(App and web page records)
- - - -
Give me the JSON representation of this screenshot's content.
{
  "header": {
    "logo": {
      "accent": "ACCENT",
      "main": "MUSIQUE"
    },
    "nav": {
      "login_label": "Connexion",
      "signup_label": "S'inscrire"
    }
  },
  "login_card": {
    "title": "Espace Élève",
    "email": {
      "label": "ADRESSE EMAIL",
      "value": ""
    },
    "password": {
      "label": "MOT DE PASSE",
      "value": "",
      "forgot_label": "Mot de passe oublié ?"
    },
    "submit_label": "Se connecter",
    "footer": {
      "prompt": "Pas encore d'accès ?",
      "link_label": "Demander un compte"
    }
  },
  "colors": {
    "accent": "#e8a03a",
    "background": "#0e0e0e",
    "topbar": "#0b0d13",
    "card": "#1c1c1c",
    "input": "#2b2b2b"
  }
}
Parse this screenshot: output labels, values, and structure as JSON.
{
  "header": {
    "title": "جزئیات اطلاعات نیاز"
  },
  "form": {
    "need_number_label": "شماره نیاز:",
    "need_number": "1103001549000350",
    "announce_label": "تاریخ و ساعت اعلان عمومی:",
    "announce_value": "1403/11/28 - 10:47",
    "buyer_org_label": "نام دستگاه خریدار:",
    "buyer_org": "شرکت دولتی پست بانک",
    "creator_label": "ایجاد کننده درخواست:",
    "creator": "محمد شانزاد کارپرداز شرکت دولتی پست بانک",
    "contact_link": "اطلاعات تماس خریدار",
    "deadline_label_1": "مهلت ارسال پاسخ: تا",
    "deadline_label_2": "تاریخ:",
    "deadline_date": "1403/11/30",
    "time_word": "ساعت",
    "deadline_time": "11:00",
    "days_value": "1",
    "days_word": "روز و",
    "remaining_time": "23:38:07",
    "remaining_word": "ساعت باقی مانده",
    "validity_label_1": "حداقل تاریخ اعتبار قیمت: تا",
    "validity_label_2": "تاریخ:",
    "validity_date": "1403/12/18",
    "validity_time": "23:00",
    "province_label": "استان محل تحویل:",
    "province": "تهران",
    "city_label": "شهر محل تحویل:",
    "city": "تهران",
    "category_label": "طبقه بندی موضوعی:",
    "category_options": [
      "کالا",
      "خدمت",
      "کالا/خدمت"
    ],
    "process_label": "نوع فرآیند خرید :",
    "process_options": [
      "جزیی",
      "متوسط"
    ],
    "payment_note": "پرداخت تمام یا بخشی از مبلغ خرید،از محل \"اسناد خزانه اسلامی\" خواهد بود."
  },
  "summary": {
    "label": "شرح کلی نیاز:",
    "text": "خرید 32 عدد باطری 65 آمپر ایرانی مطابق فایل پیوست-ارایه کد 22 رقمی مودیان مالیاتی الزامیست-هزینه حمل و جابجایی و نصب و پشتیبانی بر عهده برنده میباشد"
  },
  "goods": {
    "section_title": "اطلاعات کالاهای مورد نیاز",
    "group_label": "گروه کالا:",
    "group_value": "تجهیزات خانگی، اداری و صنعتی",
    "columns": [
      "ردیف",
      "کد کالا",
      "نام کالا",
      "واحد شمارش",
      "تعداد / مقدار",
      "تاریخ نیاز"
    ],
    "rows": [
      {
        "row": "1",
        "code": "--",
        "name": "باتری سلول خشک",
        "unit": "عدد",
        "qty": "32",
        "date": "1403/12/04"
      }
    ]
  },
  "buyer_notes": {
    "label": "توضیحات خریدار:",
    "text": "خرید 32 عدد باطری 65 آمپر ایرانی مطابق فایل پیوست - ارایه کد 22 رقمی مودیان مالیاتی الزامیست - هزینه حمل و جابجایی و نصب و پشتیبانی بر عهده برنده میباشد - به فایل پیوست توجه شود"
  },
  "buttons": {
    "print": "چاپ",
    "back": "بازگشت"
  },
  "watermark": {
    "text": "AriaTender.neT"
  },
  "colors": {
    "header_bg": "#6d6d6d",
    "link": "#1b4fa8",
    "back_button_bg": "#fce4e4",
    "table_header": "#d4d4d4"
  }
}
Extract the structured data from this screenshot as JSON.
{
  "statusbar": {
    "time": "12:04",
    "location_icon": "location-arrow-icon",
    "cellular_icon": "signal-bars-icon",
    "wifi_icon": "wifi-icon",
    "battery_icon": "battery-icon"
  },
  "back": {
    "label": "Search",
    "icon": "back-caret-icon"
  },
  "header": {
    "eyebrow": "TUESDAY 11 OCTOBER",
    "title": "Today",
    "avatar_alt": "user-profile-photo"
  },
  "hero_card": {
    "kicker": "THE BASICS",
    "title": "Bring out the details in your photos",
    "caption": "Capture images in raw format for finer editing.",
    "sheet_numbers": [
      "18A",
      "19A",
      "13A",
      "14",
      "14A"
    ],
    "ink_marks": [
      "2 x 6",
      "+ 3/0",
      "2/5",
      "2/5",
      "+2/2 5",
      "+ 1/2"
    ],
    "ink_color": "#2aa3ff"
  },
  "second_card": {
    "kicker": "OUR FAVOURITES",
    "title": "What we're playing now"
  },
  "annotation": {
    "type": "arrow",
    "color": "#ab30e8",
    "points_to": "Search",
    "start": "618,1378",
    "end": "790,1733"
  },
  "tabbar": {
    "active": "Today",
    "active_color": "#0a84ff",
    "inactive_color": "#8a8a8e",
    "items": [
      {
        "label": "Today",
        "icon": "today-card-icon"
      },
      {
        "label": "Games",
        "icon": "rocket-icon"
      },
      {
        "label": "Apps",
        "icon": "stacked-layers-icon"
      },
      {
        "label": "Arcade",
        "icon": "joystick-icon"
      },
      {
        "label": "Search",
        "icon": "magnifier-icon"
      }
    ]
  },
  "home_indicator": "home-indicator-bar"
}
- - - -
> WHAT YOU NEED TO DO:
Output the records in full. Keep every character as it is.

> REPLY:
Give me the JSON representation of this screenshot's content.
{
  "header": {
    "logo": {
      "accent": "ACCENT",
      "main": "MUSIQUE"
    },
    "nav": {
      "login_label": "Connexion",
      "signup_label": "S'inscrire"
    }
  },
  "login_card": {
    "title": "Espace Élève",
    "email": {
      "label": "ADRESSE EMAIL",
      "value": ""
    },
    "password": {
      "label": "MOT DE PASSE",
      "value": "",
      "forgot_label": "Mot de passe oublié ?"
    },
    "submit_label": "Se connecter",
    "footer": {
      "prompt": "Pas encore d'accès ?",
      "link_label": "Demander un compte"
    }
  },
  "colors": {
    "accent": "#e8a03a",
    "background": "#0e0e0e",
    "topbar": "#0b0d13",
    "card": "#1c1c1c",
    "input": "#2b2b2b"
  }
}
Parse this screenshot: output labels, values, and structure as JSON.
{
  "header": {
    "title": "جزئیات اطلاعات نیاز"
  },
  "form": {
    "need_number_label": "شماره نیاز:",
    "need_number": "1103001549000350",
    "announce_label": "تاریخ و ساعت اعلان عمومی:",
    "announce_value": "1403/11/28 - 10:47",
    "buyer_org_label": "نام دستگاه خریدار:",
    "buyer_org": "شرکت دولتی پست بانک",
    "creator_label": "ایجاد کننده درخواست:",
    "creator": "محمد شانزاد کارپرداز شرکت دولتی پست بانک",
    "contact_link": "اطلاعات تماس خریدار",
    "deadline_label_1": "مهلت ارسال پاسخ: تا",
    "deadline_label_2": "تاریخ:",
    "deadline_date": "1403/11/30",
    "time_word": "ساعت",
    "deadline_time": "11:00",
    "days_value": "1",
    "days_word": "روز و",
    "remaining_time": "23:38:07",
    "remaining_word": "ساعت باقی مانده",
    "validity_label_1": "حداقل تاریخ اعتبار قیمت: تا",
    "validity_label_2": "تاریخ:",
    "validity_date": "1403/12/18",
    "validity_time": "23:00",
    "province_label": "استان محل تحویل:",
    "province": "تهران",
    "city_label": "شهر محل تحویل:",
    "city": "تهران",
    "category_label": "طبقه بندی موضوعی:",
    "category_options": [
      "کالا",
      "خدمت",
      "کالا/خدمت"
    ],
    "process_label": "نوع فرآیند خرید :",
    "process_options": [
      "جزیی",
      "متوسط"
    ],
    "payment_note": "پرداخت تمام یا بخشی از مبلغ خرید،از محل \"اسناد خزانه اسلامی\" خواهد بود."
  },
  "summary": {
    "label": "شرح کلی نیاز:",
    "text": "خرید 32 عدد باطری 65 آمپر ایرانی مطابق فایل پیوست-ارایه کد 22 رقمی مودیان مالیاتی الزامیست-هزینه حمل و جابجایی و نصب و پشتیبانی بر عهده برنده میباشد"
  },
  "goods": {
    "section_title": "اطلاعات کالاهای مورد نیاز",
    "group_label": "گروه کالا:",
    "group_value": "تجهیزات خانگی، اداری و صنعتی",
    "columns": [
      "ردیف",
      "کد کالا",
      "نام کالا",
      "واحد شمارش",
      "تعداد / مقدار",
      "تاریخ نیاز"
    ],
    "rows": [
      {
        "row": "1",
        "code": "--",
        "name": "باتری سلول خشک",
        "unit": "عدد",
        "qty": "32",
        "date": "1403/12/04"
      }
    ]
  },
  "buyer_notes": {
    "label": "توضیحات خریدار:",
    "text": "خرید 32 عدد باطری 65 آمپر ایرانی مطابق فایل پیوست - ارایه کد 22 رقمی مودیان مالیاتی الزامیست - هزینه حمل و جابجایی و نصب و پشتیبانی بر عهده برنده میباشد - به فایل پیوست توجه شود"
  },
  "buttons": {
    "print": "چاپ",
    "back": "بازگشت"
  },
  "watermark": {
    "text": "AriaTender.neT"
  },
  "colors": {
    "header_bg": "#6d6d6d",
    "link": "#1b4fa8",
    "back_button_bg": "#fce4e4",
    "table_header": "#d4d4d4"
  }
}
Extract the structured data from this screenshot as JSON.
{
  "statusbar": {
    "time": "12:04",
    "location_icon": "location-arrow-icon",
    "cellular_icon": "signal-bars-icon",
    "wifi_icon": "wifi-icon",
    "battery_icon": "battery-icon"
  },
  "back": {
    "label": "Search",
    "icon": "back-caret-icon"
  },
  "header": {
    "eyebrow": "TUESDAY 11 OCTOBER",
    "title": "Today",
    "avatar_alt": "user-profile-photo"
  },
  "hero_card": {
    "kicker": "THE BASICS",
    "title": "Bring out the details in your photos",
    "caption": "Capture images in raw format for finer editing.",
    "sheet_numbers": [
      "18A",
      "19A",
      "13A",
      "14",
      "14A"
    ],
    "ink_marks": [
      "2 x 6",
      "+ 3/0",
      "2/5",
      "2/5",
      "+2/2 5",
      "+ 1/2"
    ],
    "ink_color": "#2aa3ff"
  },
  "second_card": {
    "kicker": "OUR FAVOURITES",
    "title": "What we're playing now"
  },
  "annotation": {
    "type": "arrow",
    "color": "#ab30e8",
    "points_to": "Search",
    "start": "618,1378",
    "end": "790,1733"
  },
  "tabbar": {
    "active": "Today",
    "active_color": "#0a84ff",
    "inactive_color": "#8a8a8e",
    "items": [
      {
        "label": "Today",
        "icon": "today-card-icon"
      },
      {
        "label": "Games",
        "icon": "rocket-icon"
      },
      {
        "label": "Apps",
        "icon": "stacked-layers-icon"
      },
      {
        "label": "Arcade",
        "icon": "joystick-icon"
      },
      {
        "label": "Search",
        "icon": "magnifier-icon"
      }
    ]
  },
  "home_indicator": "home-indicator-bar"
}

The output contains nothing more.